> **Data shown**
○ ○ ○ ○ ○

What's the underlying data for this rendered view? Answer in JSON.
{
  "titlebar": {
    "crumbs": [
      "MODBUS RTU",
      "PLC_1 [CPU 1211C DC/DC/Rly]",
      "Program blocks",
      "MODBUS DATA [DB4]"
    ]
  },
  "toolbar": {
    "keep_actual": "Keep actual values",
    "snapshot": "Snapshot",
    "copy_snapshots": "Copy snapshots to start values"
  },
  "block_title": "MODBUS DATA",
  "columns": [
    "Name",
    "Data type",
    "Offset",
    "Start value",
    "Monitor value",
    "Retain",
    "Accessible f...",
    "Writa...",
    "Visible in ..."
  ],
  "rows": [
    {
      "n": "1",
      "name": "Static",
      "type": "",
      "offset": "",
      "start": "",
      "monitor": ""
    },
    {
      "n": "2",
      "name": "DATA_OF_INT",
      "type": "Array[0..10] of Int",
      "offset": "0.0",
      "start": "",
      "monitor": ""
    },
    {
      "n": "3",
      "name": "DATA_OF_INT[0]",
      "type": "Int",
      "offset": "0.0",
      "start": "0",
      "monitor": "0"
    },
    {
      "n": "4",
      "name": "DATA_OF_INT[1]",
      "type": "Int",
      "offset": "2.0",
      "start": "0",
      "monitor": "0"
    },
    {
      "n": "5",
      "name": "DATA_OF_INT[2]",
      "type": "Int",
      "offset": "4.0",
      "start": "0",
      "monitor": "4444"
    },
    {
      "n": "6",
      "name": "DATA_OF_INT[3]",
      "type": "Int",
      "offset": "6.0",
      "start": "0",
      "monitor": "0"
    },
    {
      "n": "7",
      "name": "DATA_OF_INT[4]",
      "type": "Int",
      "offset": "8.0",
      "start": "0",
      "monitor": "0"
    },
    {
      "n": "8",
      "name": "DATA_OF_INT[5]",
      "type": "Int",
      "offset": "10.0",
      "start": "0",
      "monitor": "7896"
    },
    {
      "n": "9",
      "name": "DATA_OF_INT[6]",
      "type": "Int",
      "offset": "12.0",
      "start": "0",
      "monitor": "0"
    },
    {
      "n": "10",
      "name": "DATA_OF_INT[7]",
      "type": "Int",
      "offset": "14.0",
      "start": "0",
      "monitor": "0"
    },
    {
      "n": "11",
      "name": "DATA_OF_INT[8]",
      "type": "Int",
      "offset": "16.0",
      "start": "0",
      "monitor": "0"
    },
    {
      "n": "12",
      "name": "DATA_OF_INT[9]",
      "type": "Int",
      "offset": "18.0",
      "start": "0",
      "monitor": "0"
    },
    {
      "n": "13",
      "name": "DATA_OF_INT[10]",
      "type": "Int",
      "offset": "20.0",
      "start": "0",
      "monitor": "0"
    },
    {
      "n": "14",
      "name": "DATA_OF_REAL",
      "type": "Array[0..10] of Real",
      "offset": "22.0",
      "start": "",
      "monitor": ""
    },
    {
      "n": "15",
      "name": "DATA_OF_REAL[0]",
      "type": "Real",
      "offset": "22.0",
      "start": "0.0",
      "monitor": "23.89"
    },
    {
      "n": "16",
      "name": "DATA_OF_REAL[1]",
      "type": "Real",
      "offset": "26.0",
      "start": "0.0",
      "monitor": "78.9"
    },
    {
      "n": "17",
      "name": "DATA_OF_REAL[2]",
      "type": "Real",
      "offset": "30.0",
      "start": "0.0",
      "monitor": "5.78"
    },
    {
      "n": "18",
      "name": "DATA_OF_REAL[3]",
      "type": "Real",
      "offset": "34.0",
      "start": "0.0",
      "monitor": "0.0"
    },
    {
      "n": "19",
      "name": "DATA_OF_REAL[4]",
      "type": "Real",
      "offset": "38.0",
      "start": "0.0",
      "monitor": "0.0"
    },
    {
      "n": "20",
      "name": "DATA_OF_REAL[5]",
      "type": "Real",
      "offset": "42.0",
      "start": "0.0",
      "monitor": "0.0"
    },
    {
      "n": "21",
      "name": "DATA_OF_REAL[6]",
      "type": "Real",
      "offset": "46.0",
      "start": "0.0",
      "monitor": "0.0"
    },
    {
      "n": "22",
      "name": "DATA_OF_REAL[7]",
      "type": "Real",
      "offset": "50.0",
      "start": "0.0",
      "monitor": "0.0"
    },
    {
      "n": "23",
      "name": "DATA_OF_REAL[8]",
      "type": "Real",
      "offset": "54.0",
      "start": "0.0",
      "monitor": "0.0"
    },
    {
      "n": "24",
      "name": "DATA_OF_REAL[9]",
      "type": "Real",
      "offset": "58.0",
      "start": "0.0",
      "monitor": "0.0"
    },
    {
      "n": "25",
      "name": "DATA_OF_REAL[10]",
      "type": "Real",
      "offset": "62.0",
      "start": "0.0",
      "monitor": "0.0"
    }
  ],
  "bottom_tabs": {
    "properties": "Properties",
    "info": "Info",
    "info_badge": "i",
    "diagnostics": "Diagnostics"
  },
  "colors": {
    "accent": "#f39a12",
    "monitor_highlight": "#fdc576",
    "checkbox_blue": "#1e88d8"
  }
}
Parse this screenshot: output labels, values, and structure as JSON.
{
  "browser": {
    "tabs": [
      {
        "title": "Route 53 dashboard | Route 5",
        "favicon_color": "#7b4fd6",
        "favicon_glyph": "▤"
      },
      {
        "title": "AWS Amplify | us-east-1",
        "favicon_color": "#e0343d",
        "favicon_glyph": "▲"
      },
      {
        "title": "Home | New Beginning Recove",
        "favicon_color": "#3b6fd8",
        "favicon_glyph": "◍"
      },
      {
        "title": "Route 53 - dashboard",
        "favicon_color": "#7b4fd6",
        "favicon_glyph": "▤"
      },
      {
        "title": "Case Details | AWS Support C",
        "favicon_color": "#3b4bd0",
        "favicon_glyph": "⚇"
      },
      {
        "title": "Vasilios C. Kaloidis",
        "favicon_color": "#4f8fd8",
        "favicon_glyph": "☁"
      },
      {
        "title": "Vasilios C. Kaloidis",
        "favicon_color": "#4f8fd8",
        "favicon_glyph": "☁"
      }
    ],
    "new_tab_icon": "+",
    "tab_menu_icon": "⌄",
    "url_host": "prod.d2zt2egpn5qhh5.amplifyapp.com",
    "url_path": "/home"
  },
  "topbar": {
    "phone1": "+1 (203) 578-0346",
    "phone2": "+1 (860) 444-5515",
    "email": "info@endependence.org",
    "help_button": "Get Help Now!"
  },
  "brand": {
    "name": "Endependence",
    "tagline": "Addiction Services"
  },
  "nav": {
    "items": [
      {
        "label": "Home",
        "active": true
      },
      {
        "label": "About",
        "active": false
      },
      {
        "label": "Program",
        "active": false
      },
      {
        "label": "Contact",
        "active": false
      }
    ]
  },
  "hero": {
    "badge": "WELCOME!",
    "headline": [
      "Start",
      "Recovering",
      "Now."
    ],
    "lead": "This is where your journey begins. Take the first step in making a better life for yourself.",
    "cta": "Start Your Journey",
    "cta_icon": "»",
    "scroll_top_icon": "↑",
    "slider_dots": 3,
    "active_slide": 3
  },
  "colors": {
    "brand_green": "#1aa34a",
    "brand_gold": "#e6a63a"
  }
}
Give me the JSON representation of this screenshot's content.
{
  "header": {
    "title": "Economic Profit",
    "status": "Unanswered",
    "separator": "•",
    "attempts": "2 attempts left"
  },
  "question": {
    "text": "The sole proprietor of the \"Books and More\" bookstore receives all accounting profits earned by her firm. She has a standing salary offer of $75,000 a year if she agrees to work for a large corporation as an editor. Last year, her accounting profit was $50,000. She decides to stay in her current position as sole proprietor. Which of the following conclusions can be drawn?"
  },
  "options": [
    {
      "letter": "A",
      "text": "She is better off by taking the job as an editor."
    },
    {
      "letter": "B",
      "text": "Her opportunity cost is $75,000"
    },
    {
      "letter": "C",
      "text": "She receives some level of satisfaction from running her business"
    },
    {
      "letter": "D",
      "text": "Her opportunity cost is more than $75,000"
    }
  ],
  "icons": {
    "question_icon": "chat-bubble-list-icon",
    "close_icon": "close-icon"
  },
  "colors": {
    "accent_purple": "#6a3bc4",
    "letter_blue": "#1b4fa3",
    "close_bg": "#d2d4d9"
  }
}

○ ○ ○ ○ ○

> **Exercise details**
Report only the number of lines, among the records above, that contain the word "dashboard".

> **Output**
2